the International Red Cross precisely because of similar concerns. Still, it is hard to have much confidence in
the IHRC, the OAS or any of the rest of the do-gooding alphabet soup based on
the results Peck documents.
fact, if anyone emerges as Fatal’s
genuine bad guy, it is Bill Clinton, whom Peck explicitly accuses of using the
tragedy as a disgusting ego-stroke. According
to Peck and frustrated aid workers, the Hot Springs native is far more
concerned with preening at ribbon cutting ceremonies than actually resolving
the IHRC’s internal divisions or doing any sort of work in general.
Peck will convince just about every viewer of
his general thesis: international aid is often misallocated and
counter-productive. However, his assorted sub-points do not always convince.
Frankly, Fatal just as easily
supports the sort of Public Choice Theory analysis developed by the late Nobel Lauriat James Buchanan, who argued government (and presumably extra-governmental
NGO) bureaucrats are just as influenced by self-interest as anyone operating in
the private sector. Fatal will
engender pity for Haiti and contempt for Clinton, but Landon Van Soest’s Good Fortune remains a more thoughtful exploration
of unintended consequences of first to third world aid programs.
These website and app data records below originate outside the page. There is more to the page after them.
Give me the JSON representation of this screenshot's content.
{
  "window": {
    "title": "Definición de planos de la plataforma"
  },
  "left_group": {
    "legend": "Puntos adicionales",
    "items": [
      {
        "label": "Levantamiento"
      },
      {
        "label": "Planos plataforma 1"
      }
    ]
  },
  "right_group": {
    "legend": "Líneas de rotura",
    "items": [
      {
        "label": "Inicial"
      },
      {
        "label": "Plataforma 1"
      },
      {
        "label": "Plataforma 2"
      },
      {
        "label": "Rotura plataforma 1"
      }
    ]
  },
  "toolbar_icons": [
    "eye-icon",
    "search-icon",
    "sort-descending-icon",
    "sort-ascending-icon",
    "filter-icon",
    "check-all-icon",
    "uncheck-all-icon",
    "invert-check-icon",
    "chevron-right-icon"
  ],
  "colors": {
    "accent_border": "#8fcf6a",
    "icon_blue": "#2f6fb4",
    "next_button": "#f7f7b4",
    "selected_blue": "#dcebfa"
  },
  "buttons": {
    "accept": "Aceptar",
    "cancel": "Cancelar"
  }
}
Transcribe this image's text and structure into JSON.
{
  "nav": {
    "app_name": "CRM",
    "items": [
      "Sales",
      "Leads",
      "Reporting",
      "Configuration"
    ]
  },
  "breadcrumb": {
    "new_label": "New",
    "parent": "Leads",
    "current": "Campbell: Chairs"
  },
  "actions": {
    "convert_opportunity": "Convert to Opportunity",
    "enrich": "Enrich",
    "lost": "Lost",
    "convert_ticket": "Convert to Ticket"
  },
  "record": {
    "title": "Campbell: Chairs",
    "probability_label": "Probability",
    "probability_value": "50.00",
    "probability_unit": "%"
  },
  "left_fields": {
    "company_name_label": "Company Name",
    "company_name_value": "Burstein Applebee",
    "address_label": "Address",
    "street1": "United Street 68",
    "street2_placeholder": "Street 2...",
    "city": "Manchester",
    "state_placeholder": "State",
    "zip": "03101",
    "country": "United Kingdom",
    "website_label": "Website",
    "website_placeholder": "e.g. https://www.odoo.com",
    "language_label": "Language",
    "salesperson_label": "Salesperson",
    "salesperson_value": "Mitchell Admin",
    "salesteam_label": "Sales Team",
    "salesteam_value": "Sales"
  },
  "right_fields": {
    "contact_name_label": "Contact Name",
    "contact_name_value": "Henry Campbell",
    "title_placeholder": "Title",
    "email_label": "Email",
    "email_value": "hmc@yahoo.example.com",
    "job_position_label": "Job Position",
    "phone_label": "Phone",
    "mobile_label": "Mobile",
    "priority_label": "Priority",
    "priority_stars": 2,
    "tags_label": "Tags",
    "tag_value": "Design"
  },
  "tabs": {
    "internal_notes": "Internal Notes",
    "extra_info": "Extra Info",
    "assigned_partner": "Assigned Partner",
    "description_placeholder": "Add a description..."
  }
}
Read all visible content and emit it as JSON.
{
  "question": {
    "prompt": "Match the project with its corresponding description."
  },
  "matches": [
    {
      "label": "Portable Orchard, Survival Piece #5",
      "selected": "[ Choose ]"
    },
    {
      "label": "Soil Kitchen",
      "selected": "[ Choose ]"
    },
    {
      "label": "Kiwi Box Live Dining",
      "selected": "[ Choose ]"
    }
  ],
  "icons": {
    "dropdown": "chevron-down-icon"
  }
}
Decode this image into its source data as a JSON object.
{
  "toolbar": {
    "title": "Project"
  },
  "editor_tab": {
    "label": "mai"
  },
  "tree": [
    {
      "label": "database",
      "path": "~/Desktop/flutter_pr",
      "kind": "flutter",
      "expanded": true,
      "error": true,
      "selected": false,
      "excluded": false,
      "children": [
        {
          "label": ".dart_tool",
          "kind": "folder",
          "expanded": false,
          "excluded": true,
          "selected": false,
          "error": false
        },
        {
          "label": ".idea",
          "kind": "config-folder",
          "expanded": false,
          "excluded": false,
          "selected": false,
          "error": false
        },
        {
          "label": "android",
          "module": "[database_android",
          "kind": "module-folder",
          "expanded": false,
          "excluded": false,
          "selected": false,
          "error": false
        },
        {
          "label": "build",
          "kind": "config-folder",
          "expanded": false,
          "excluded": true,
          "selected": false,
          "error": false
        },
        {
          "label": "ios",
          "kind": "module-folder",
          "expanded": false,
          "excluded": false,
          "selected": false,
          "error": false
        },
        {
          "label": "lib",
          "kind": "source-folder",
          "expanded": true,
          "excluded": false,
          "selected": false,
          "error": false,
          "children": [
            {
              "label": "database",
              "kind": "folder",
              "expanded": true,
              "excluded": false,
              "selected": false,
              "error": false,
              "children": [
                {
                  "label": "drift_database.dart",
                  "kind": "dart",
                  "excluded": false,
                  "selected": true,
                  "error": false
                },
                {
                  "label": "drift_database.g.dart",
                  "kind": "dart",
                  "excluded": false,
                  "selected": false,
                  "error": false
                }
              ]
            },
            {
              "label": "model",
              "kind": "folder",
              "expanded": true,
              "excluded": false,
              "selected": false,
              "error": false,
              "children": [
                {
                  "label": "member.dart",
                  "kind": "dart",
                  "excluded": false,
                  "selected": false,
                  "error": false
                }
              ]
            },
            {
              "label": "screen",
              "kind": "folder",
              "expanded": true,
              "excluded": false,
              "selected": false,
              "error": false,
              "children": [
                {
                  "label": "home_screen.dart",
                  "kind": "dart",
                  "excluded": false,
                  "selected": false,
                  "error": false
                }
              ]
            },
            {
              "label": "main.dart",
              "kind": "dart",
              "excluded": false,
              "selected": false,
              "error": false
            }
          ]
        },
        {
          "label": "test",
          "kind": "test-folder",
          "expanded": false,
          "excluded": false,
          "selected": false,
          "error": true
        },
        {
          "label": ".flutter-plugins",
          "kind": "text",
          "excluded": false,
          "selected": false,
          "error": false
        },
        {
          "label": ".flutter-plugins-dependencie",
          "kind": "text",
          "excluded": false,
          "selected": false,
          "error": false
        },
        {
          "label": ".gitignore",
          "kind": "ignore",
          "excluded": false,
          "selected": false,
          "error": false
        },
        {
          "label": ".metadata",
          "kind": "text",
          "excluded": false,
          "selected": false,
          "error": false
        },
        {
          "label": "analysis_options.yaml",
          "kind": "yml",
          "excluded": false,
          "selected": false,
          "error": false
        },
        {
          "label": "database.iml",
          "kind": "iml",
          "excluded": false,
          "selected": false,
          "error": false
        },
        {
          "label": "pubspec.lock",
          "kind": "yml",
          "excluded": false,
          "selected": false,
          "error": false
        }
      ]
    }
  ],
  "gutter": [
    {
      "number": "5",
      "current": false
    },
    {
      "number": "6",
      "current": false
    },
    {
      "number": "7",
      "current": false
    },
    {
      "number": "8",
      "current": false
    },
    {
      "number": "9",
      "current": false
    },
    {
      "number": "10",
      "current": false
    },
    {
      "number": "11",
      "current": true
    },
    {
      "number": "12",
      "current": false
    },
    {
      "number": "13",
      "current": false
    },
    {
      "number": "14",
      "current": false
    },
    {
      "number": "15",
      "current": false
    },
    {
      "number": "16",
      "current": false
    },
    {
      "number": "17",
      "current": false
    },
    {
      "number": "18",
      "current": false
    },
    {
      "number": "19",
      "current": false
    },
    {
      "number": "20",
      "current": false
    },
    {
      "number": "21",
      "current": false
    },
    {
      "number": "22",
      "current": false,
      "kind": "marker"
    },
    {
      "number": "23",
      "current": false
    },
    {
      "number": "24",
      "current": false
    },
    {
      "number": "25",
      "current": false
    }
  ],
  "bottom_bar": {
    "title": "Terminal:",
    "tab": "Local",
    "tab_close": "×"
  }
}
Sometimes
quite revealing, but rather scattershot in its insight, Fatal Assistance is narrowly recommended for those interested in
the politics of disaster relief when it opens this Friday (2/28) at the Elinor Bunin Munroe Film Center.
Labels: Documentary, Haitian Cinema, Raoul Peck